Records shown:
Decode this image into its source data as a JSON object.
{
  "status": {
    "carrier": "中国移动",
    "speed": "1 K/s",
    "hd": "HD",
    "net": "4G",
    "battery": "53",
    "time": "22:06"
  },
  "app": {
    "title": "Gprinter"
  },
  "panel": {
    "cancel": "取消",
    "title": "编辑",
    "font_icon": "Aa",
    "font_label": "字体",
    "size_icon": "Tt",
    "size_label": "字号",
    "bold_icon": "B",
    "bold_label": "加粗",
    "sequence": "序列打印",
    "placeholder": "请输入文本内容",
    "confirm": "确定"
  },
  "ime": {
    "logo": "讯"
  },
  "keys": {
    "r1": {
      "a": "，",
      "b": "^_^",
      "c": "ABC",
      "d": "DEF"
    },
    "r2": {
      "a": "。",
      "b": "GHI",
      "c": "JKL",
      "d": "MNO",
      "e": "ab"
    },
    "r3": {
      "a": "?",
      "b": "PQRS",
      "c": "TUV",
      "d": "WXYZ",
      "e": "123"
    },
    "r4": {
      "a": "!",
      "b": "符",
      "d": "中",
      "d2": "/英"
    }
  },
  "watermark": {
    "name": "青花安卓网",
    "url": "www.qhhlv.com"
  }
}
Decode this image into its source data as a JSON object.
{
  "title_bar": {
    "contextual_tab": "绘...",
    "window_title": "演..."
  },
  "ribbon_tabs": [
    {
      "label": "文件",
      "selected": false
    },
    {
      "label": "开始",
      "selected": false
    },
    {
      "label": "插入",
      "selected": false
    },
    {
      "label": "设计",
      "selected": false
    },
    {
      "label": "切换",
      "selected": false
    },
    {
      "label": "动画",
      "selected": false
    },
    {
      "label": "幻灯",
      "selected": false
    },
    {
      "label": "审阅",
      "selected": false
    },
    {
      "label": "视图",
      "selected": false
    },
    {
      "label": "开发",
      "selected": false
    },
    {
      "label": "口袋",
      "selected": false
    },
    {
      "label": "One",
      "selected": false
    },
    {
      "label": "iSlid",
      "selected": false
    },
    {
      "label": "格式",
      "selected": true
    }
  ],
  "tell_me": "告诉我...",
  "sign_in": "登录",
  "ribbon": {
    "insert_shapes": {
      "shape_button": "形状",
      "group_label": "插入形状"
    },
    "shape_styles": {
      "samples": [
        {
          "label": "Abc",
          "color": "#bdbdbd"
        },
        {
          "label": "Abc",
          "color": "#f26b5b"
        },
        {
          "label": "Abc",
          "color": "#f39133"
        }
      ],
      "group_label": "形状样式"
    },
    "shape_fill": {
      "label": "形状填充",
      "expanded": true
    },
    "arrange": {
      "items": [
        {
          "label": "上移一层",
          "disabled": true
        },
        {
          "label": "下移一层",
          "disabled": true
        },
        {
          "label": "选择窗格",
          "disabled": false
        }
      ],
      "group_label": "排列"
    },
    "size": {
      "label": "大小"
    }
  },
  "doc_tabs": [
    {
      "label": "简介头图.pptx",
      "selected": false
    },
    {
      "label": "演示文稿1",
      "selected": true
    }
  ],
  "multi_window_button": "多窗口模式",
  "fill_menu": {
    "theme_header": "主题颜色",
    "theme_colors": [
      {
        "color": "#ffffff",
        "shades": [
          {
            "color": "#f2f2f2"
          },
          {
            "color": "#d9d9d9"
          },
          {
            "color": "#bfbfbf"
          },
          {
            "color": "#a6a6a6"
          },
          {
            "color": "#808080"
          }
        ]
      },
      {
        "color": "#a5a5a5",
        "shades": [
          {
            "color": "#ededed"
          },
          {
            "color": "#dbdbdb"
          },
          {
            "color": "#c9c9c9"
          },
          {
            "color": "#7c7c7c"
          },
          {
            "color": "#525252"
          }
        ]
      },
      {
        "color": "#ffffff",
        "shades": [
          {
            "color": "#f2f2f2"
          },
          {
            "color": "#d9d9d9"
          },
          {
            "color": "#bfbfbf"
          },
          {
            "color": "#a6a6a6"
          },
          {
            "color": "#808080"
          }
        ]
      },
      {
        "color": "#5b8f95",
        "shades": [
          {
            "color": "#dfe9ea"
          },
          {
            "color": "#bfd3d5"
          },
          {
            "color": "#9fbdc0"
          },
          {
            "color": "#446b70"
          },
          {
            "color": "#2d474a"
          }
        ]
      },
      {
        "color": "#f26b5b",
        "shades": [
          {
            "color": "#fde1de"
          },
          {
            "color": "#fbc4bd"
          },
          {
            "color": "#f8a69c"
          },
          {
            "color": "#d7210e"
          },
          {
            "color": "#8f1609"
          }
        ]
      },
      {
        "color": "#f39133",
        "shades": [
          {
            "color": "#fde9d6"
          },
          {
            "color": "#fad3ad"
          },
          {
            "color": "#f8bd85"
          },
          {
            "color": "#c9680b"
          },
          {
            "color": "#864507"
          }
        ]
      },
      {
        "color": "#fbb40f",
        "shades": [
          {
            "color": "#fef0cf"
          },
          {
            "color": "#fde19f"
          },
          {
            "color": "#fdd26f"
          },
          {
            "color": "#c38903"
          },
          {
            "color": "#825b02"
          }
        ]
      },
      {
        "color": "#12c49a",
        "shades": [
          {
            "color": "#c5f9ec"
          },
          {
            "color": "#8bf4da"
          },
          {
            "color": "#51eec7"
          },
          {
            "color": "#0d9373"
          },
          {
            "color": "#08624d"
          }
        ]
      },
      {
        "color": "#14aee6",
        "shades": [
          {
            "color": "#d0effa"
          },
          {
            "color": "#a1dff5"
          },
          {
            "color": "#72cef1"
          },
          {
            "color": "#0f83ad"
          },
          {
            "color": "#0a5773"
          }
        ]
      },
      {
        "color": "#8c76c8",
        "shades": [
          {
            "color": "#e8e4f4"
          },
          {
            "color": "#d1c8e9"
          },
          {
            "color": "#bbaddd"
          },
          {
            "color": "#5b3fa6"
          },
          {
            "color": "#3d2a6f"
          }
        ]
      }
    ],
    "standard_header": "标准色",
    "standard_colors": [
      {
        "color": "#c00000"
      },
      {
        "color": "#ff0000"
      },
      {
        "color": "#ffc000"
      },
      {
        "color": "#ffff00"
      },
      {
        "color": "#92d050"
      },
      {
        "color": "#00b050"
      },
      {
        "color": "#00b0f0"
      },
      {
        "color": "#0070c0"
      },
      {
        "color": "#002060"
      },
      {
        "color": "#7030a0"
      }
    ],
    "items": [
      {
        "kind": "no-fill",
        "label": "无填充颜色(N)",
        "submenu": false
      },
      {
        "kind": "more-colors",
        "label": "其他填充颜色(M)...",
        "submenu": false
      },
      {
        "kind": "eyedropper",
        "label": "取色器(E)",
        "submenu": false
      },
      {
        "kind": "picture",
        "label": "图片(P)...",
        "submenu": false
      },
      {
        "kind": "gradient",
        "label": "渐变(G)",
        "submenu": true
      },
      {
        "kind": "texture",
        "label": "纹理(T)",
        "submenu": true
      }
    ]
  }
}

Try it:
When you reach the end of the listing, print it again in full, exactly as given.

Task response:
Decode this image into its source data as a JSON object.
{
  "status": {
    "carrier": "中国移动",
    "speed": "1 K/s",
    "hd": "HD",
    "net": "4G",
    "battery": "53",
    "time": "22:06"
  },
  "app": {
    "title": "Gprinter"
  },
  "panel": {
    "cancel": "取消",
    "title": "编辑",
    "font_icon": "Aa",
    "font_label": "字体",
    "size_icon": "Tt",
    "size_label": "字号",
    "bold_icon": "B",
    "bold_label": "加粗",
    "sequence": "序列打印",
    "placeholder": "请输入文本内容",
    "confirm": "确定"
  },
  "ime": {
    "logo": "讯"
  },
  "keys": {
    "r1": {
      "a": "，",
      "b": "^_^",
      "c": "ABC",
      "d": "DEF"
    },
    "r2": {
      "a": "。",
      "b": "GHI",
      "c": "JKL",
      "d": "MNO",
      "e": "ab"
    },
    "r3": {
      "a": "?",
      "b": "PQRS",
      "c": "TUV",
      "d": "WXYZ",
      "e": "123"
    },
    "r4": {
      "a": "!",
      "b": "符",
      "d": "中",
      "d2": "/英"
    }
  },
  "watermark": {
    "name": "青花安卓网",
    "url": "www.qhhlv.com"
  }
}
Decode this image into its source data as a JSON object.
{
  "title_bar": {
    "contextual_tab": "绘...",
    "window_title": "演..."
  },
  "ribbon_tabs": [
    {
      "label": "文件",
      "selected": false
    },
    {
      "label": "开始",
      "selected": false
    },
    {
      "label": "插入",
      "selected": false
    },
    {
      "label": "设计",
      "selected": false
    },
    {
      "label": "切换",
      "selected": false
    },
    {
      "label": "动画",
      "selected": false
    },
    {
      "label": "幻灯",
      "selected": false
    },
    {
      "label": "审阅",
      "selected": false
    },
    {
      "label": "视图",
      "selected": false
    },
    {
      "label": "开发",
      "selected": false
    },
    {
      "label": "口袋",
      "selected": false
    },
    {
      "label": "One",
      "selected": false
    },
    {
      "label": "iSlid",
      "selected": false
    },
    {
      "label": "格式",
      "selected": true
    }
  ],
  "tell_me": "告诉我...",
  "sign_in": "登录",
  "ribbon": {
    "insert_shapes": {
      "shape_button": "形状",
      "group_label": "插入形状"
    },
    "shape_styles": {
      "samples": [
        {
          "label": "Abc",
          "color": "#bdbdbd"
        },
        {
          "label": "Abc",
          "color": "#f26b5b"
        },
        {
          "label": "Abc",
          "color": "#f39133"
        }
      ],
      "group_label": "形状样式"
    },
    "shape_fill": {
      "label": "形状填充",
      "expanded": true
    },
    "arrange": {
      "items": [
        {
          "label": "上移一层",
          "disabled": true
        },
        {
          "label": "下移一层",
          "disabled": true
        },
        {
          "label": "选择窗格",
          "disabled": false
        }
      ],
      "group_label": "排列"
    },
    "size": {
      "label": "大小"
    }
  },
  "doc_tabs": [
    {
      "label": "简介头图.pptx",
      "selected": false
    },
    {
      "label": "演示文稿1",
      "selected": true
    }
  ],
  "multi_window_button": "多窗口模式",
  "fill_menu": {
    "theme_header": "主题颜色",
    "theme_colors": [
      {
        "color": "#ffffff",
        "shades": [
          {
            "color": "#f2f2f2"
          },
          {
            "color": "#d9d9d9"
          },
          {
            "color": "#bfbfbf"
          },
          {
            "color": "#a6a6a6"
          },
          {
            "color": "#808080"
          }
        ]
      },
      {
        "color": "#a5a5a5",
        "shades": [
          {
            "color": "#ededed"
          },
          {
            "color": "#dbdbdb"
          },
          {
            "color": "#c9c9c9"
          },
          {
            "color": "#7c7c7c"
          },
          {
            "color": "#525252"
          }
        ]
      },
      {
        "color": "#ffffff",
        "shades": [
          {
            "color": "#f2f2f2"
          },
          {
            "color": "#d9d9d9"
          },
          {
            "color": "#bfbfbf"
          },
          {
            "color": "#a6a6a6"
          },
          {
            "color": "#808080"
          }
        ]
      },
      {
        "color": "#5b8f95",
        "shades": [
          {
            "color": "#dfe9ea"
          },
          {
            "color": "#bfd3d5"
          },
          {
            "color": "#9fbdc0"
          },
          {
            "color": "#446b70"
          },
          {
            "color": "#2d474a"
          }
        ]
      },
      {
        "color": "#f26b5b",
        "shades": [
          {
            "color": "#fde1de"
          },
          {
            "color": "#fbc4bd"
          },
          {
            "color": "#f8a69c"
          },
          {
            "color": "#d7210e"
          },
          {
            "color": "#8f1609"
          }
        ]
      },
      {
        "color": "#f39133",
        "shades": [
          {
            "color": "#fde9d6"
          },
          {
            "color": "#fad3ad"
          },
          {
            "color": "#f8bd85"
          },
          {
            "color": "#c9680b"
          },
          {
            "color": "#864507"
          }
        ]
      },
      {
        "color": "#fbb40f",
        "shades": [
          {
            "color": "#fef0cf"
          },
          {
            "color": "#fde19f"
          },
          {
            "color": "#fdd26f"
          },
          {
            "color": "#c38903"
          },
          {
            "color": "#825b02"
          }
        ]
      },
      {
        "color": "#12c49a",
        "shades": [
          {
            "color": "#c5f9ec"
          },
          {
            "color": "#8bf4da"
          },
          {
            "color": "#51eec7"
          },
          {
            "color": "#0d9373"
          },
          {
            "color": "#08624d"
          }
        ]
      },
      {
        "color": "#14aee6",
        "shades": [
          {
            "color": "#d0effa"
          },
          {
            "color": "#a1dff5"
          },
          {
            "color": "#72cef1"
          },
          {
            "color": "#0f83ad"
          },
          {
            "color": "#0a5773"
          }
        ]
      },
      {
        "color": "#8c76c8",
        "shades": [
          {
            "color": "#e8e4f4"
          },
          {
            "color": "#d1c8e9"
          },
          {
            "color": "#bbaddd"
          },
          {
            "color": "#5b3fa6"
          },
          {
            "color": "#3d2a6f"
          }
        ]
      }
    ],
    "standard_header": "标准色",
    "standard_colors": [
      {
        "color": "#c00000"
      },
      {
        "color": "#ff0000"
      },
      {
        "color": "#ffc000"
      },
      {
        "color": "#ffff00"
      },
      {
        "color": "#92d050"
      },
      {
        "color": "#00b050"
      },
      {
        "color": "#00b0f0"
      },
      {
        "color": "#0070c0"
      },
      {
        "color": "#002060"
      },
      {
        "color": "#7030a0"
      }
    ],
    "items": [
      {
        "kind": "no-fill",
        "label": "无填充颜色(N)",
        "submenu": false
      },
      {
        "kind": "more-colors",
        "label": "其他填充颜色(M)...",
        "submenu": false
      },
      {
        "kind": "eyedropper",
        "label": "取色器(E)",
        "submenu": false
      },
      {
        "kind": "picture",
        "label": "图片(P)...",
        "submenu": false
      },
      {
        "kind": "gradient",
        "label": "渐变(G)",
        "submenu": true
      },
      {
        "kind": "texture",
        "label": "纹理(T)",
        "submenu": true
      }
    ]
  }
}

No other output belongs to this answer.